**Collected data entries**
Content starts
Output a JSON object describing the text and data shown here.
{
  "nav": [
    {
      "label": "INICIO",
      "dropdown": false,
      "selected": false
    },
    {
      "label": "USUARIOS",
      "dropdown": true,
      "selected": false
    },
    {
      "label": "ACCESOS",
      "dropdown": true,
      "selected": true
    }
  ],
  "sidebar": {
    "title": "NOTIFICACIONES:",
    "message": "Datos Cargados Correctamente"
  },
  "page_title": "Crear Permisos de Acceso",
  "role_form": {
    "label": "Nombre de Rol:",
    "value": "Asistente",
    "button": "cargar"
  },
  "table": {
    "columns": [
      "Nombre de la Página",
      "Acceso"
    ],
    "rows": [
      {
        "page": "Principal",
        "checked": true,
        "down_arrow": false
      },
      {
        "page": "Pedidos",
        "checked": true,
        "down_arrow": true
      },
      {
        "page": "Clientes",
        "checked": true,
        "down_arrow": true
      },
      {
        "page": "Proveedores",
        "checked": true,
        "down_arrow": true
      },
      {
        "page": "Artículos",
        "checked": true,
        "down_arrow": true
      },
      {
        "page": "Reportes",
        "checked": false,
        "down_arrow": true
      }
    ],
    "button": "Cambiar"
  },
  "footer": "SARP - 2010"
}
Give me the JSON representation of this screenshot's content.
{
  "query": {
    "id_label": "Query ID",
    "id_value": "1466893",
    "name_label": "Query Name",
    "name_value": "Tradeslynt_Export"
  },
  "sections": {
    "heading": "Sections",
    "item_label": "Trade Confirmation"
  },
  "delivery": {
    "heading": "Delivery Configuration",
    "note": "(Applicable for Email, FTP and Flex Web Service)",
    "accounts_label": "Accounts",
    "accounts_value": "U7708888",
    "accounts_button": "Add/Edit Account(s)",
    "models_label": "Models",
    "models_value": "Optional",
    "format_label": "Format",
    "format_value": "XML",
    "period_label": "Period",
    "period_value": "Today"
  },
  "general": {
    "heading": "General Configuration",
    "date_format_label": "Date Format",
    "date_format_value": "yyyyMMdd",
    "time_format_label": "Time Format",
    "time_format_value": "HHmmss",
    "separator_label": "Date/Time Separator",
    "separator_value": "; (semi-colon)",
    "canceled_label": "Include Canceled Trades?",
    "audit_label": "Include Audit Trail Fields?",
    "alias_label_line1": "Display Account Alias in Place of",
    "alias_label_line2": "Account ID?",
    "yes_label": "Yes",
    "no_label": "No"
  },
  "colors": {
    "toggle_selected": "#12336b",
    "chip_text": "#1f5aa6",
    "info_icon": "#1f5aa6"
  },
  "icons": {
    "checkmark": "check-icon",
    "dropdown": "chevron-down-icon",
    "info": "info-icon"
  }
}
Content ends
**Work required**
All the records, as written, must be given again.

**Answer below**
Output a JSON object describing the text and data shown here.
{
  "nav": [
    {
      "label": "INICIO",
      "dropdown": false,
      "selected": false
    },
    {
      "label": "USUARIOS",
      "dropdown": true,
      "selected": false
    },
    {
      "label": "ACCESOS",
      "dropdown": true,
      "selected": true
    }
  ],
  "sidebar": {
    "title": "NOTIFICACIONES:",
    "message": "Datos Cargados Correctamente"
  },
  "page_title": "Crear Permisos de Acceso",
  "role_form": {
    "label": "Nombre de Rol:",
    "value": "Asistente",
    "button": "cargar"
  },
  "table": {
    "columns": [
      "Nombre de la Página",
      "Acceso"
    ],
    "rows": [
      {
        "page": "Principal",
        "checked": true,
        "down_arrow": false
      },
      {
        "page": "Pedidos",
        "checked": true,
        "down_arrow": true
      },
      {
        "page": "Clientes",
        "checked": true,
        "down_arrow": true
      },
      {
        "page": "Proveedores",
        "checked": true,
        "down_arrow": true
      },
      {
        "page": "Artículos",
        "checked": true,
        "down_arrow": true
      },
      {
        "page": "Reportes",
        "checked": false,
        "down_arrow": true
      }
    ],
    "button": "Cambiar"
  },
  "footer": "SARP - 2010"
}
Give me the JSON representation of this screenshot's content.
{
  "query": {
    "id_label": "Query ID",
    "id_value": "1466893",
    "name_label": "Query Name",
    "name_value": "Tradeslynt_Export"
  },
  "sections": {
    "heading": "Sections",
    "item_label": "Trade Confirmation"
  },
  "delivery": {
    "heading": "Delivery Configuration",
    "note": "(Applicable for Email, FTP and Flex Web Service)",
    "accounts_label": "Accounts",
    "accounts_value": "U7708888",
    "accounts_button": "Add/Edit Account(s)",
    "models_label": "Models",
    "models_value": "Optional",
    "format_label": "Format",
    "format_value": "XML",
    "period_label": "Period",
    "period_value": "Today"
  },
  "general": {
    "heading": "General Configuration",
    "date_format_label": "Date Format",
    "date_format_value": "yyyyMMdd",
    "time_format_label": "Time Format",
    "time_format_value": "HHmmss",
    "separator_label": "Date/Time Separator",
    "separator_value": "; (semi-colon)",
    "canceled_label": "Include Canceled Trades?",
    "audit_label": "Include Audit Trail Fields?",
    "alias_label_line1": "Display Account Alias in Place of",
    "alias_label_line2": "Account ID?",
    "yes_label": "Yes",
    "no_label": "No"
  },
  "colors": {
    "toggle_selected": "#12336b",
    "chip_text": "#1f5aa6",
    "info_icon": "#1f5aa6"
  },
  "icons": {
    "checkmark": "check-icon",
    "dropdown": "chevron-down-icon",
    "info": "info-icon"
  }
}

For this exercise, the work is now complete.